A Funny Thing Happened on the Way to the Poor House
Two-point-four trillion dollars:
Take a minute to visualize it. You can't, you know: it's simply too big a number. But take a minute to try.
Dazzled yet? You should be. Two-point-four trillion dollars: It's the largest hike of the debt ceiling in history, but, hey, that's no reason for the House not to celebrate and cheer. They passed the buck. President Obama, too, can breathe a sigh of release: he doesn't have to think about raising the "debt ceiling" again until 2013, after the next election. (Query: what does the word "ceiling" add to the word "debt"? Intrinsically, nothing; but by adding a neutral word to a negative you accomplish an important psychological feat: you soften, mellow, calm people who might otherwise concentrate exclusively on the nasty word "debt.")
As I've had occasion to observe before in this space, "Alfred E. Neuman is in the driver's seat". That philosopher furnished the perfect motto for our spendthrift masters in Washington: "What, me worry?"
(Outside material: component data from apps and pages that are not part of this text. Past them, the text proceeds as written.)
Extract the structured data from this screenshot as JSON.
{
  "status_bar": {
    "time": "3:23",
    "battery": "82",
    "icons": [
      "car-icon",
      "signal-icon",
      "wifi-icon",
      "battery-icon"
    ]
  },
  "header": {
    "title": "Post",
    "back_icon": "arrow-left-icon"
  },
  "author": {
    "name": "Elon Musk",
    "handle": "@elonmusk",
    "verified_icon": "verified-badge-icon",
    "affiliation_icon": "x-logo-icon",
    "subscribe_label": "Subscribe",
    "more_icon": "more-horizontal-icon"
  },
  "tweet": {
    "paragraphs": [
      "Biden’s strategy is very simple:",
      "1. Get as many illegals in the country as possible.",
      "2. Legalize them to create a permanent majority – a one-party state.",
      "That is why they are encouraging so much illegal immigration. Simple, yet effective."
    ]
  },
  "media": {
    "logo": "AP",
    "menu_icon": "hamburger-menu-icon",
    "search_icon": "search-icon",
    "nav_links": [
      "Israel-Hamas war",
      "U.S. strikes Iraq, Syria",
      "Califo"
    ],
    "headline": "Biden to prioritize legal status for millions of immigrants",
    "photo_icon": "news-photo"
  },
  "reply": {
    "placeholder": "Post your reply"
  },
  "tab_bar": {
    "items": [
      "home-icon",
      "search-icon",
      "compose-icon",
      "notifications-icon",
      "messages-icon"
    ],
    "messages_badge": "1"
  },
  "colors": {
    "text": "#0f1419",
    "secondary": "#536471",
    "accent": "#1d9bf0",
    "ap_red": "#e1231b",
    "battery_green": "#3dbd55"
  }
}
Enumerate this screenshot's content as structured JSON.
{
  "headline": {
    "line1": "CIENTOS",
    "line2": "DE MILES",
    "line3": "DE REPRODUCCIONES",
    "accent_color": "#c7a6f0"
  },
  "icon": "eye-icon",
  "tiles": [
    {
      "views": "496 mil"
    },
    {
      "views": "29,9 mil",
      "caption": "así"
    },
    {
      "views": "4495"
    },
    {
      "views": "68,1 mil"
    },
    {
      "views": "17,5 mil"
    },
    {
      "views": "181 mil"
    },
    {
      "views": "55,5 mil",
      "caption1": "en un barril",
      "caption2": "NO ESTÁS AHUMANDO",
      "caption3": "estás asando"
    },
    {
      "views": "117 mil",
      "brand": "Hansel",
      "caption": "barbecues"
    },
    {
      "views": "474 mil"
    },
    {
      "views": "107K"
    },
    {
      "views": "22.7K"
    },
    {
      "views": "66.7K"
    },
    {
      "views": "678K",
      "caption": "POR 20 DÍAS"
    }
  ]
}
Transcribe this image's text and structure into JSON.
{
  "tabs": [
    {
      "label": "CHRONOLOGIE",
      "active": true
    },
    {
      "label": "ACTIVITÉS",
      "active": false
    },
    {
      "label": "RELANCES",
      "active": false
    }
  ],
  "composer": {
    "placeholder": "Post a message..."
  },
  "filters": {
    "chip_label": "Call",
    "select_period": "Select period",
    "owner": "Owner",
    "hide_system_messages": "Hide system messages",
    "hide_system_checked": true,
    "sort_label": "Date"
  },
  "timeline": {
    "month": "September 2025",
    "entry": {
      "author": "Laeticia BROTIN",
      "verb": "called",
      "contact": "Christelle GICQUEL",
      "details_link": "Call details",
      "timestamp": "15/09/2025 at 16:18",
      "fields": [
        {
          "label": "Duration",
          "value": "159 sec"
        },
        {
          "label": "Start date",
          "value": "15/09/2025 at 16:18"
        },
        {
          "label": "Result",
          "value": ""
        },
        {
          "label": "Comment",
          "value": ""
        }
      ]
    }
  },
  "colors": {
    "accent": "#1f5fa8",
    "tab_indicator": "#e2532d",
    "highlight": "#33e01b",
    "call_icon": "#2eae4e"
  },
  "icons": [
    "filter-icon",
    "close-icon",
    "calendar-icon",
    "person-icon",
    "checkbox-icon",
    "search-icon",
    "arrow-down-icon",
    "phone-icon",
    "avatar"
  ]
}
Last week I wrote here about how "phony cuts" were matched by "real taxes." I should have added that the phony cuts, of which there are plenty in that "deal" the House just passed, are also matched by real increases in our country's indebtedness.
Why is John Boehner smiling? I know why Barack Obama is smiling: he just got a fat check: $2.4 trillion is a lot of stimulus to throw around to your union friends, anti-American despots, and government bureaucracies. You can do a lot of harm with $2.4 trillion.
You can also make it even harder for Americans ever to get out of the hole George W. Bush started but Barack Hussein Obama has been excavating with power machinery for two and a half years.
But John Boehner? He's a smart guy. He must know that he has just signed off on one of the biggest con-jobs of modern times.
Fourteen-point-three trillion dollars in federal debt, soon to be sixteen-point-seven.
And for what? Anyone who looks at the math knows that the United States had plenty of revenues to meet our debt obligations. This is not (not yet) a Greece-Portugal-Italy situation. If we did the responsible thing and refused to dig the debt hole deeper (forget the ceiling metaphor: it's a big, black hole we're talking about here), what would have happened? The people who got us into this fix would have had to reconsider some of the unaffordable programs they have foisted upon the taxpayer.
Sounds like a good idea to me.
But forget about it. Right on cue, the White House made its desire for more money sound like a national emergency. It was déjà-vu all over again. But what short memories we have!